While the riot police were busy catching people near the underground passages, they got news that protesters had once again filled Pushkin Square, and they had to hurry back to divide, disperse, and drive out the crowd all over again. This time, they took anybody they could get their hands on, not limiting themselves to the demonstrators who were chanting or waving signs. The officers even grabbed a young boy, who started crying and begging their forgiveness. Shocking photos of the police detaining adolescents later went viral online, though the people at Pushkin Square were of all ages, and teenagers made up the smallest group.
While two officers dragged a protester to a police van, one of them crashed into another officer running by. Enraged by the collision, the officer turned to his captive and bashed him in the head. “This is because of you, you insect! Navshitny brought you all here, but I’m the one who has to clean it up,” he said unhappily.
Near the police vans, a confused woman who looked about 50 was rushing about. She babbled nervously on her phone, saying, “Sweetie, where are you? You’re in which car? I’ll find you, honey.
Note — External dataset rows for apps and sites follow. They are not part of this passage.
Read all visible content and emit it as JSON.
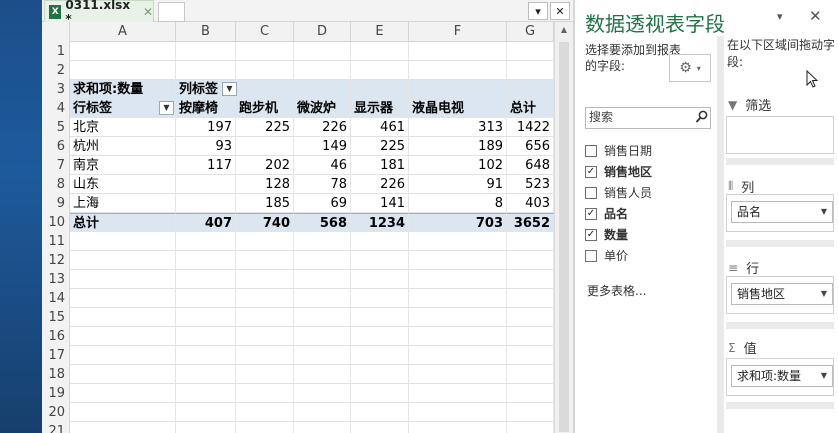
{
  "workbook": {
    "tab_icon": "X",
    "tab_name": "0311.xlsx *",
    "tab_close": "✕",
    "btn_dropdown": "▾",
    "btn_close": "✕"
  },
  "columns": [
    "A",
    "B",
    "C",
    "D",
    "E",
    "F",
    "G"
  ],
  "rows": [
    {
      "n": "1"
    },
    {
      "n": "2"
    },
    {
      "n": "3",
      "a": "求和项:数量",
      "b": "列标签"
    },
    {
      "n": "4",
      "a": "行标签",
      "b": "按摩椅",
      "c": "跑步机",
      "d": "微波炉",
      "e": "显示器",
      "f": "液晶电视",
      "g": "总计"
    },
    {
      "n": "5",
      "a": "北京",
      "b": "197",
      "c": "225",
      "d": "226",
      "e": "461",
      "f": "313",
      "g": "1422"
    },
    {
      "n": "6",
      "a": "杭州",
      "b": "93",
      "c": "",
      "d": "149",
      "e": "225",
      "f": "189",
      "g": "656"
    },
    {
      "n": "7",
      "a": "南京",
      "b": "117",
      "c": "202",
      "d": "46",
      "e": "181",
      "f": "102",
      "g": "648"
    },
    {
      "n": "8",
      "a": "山东",
      "b": "",
      "c": "128",
      "d": "78",
      "e": "226",
      "f": "91",
      "g": "523"
    },
    {
      "n": "9",
      "a": "上海",
      "b": "",
      "c": "185",
      "d": "69",
      "e": "141",
      "f": "8",
      "g": "403"
    },
    {
      "n": "10",
      "a": "总计",
      "b": "407",
      "c": "740",
      "d": "568",
      "e": "1234",
      "f": "703",
      "g": "3652"
    },
    {
      "n": "11"
    },
    {
      "n": "12"
    },
    {
      "n": "13"
    },
    {
      "n": "14"
    },
    {
      "n": "15"
    },
    {
      "n": "16"
    },
    {
      "n": "17"
    },
    {
      "n": "18"
    },
    {
      "n": "19"
    },
    {
      "n": "20"
    },
    {
      "n": "21"
    }
  ],
  "pane": {
    "title": "数据透视表字段",
    "options_caret": "▾",
    "close": "✕",
    "choose_label": "选择要添加到报表的字段:",
    "gear": "⚙",
    "gear_caret": "▾",
    "search_placeholder": "搜索",
    "fields": [
      {
        "label": "销售日期",
        "checked": false
      },
      {
        "label": "销售地区",
        "checked": true
      },
      {
        "label": "销售人员",
        "checked": false
      },
      {
        "label": "品名",
        "checked": true
      },
      {
        "label": "数量",
        "checked": true
      },
      {
        "label": "单价",
        "checked": false
      }
    ],
    "more_tables": "更多表格...",
    "drag_hint": "在以下区域间拖动字段:",
    "filter_label": "筛选",
    "columns_label": "列",
    "columns_value": "品名",
    "rows_label": "行",
    "rows_value": "销售地区",
    "values_label": "值",
    "values_value": "求和项:数量",
    "check_mark": "✓"
  }
}
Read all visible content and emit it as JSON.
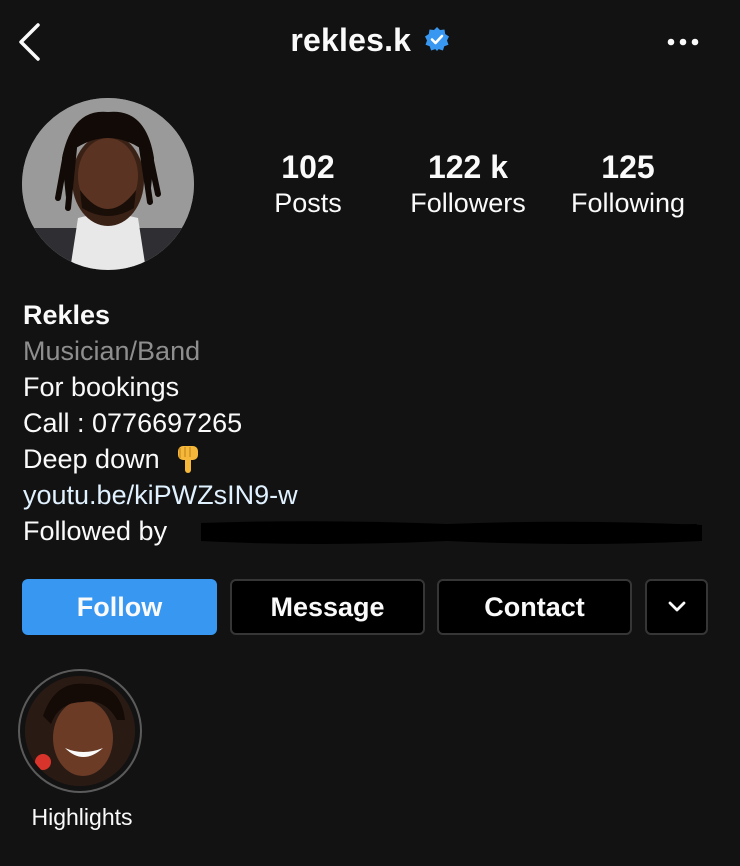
{
  "header": {
    "back_icon": "chevron-left-icon",
    "username": "rekles.k",
    "verified_icon": "verified-badge-icon",
    "more_icon": "more-horizontal-icon"
  },
  "stats": [
    {
      "value": "102",
      "label": "Posts"
    },
    {
      "value": "122 k",
      "label": "Followers"
    },
    {
      "value": "125",
      "label": "Following"
    }
  ],
  "bio": {
    "name": "Rekles",
    "category": "Musician/Band",
    "lines": [
      "For bookings",
      "Call : 0776697265",
      "Deep down"
    ],
    "emoji": "pointing-down-emoji",
    "link": "youtu.be/kiPWZsIN9-w",
    "followed_by": "Followed by"
  },
  "actions": {
    "follow": "Follow",
    "message": "Message",
    "contact": "Contact",
    "more_icon": "chevron-down-icon"
  },
  "highlights": [
    {
      "label": "Highlights"
    }
  ],
  "colors": {
    "background": "#121212",
    "follow_button": "#3897f0",
    "verified": "#3897f0",
    "category_text": "#8e8e8e"
  }
}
Don’t worry! Don’t argue with anyone! Tell them that you’re not even eighteen!” A minute later, she’d also been shoved into a police van.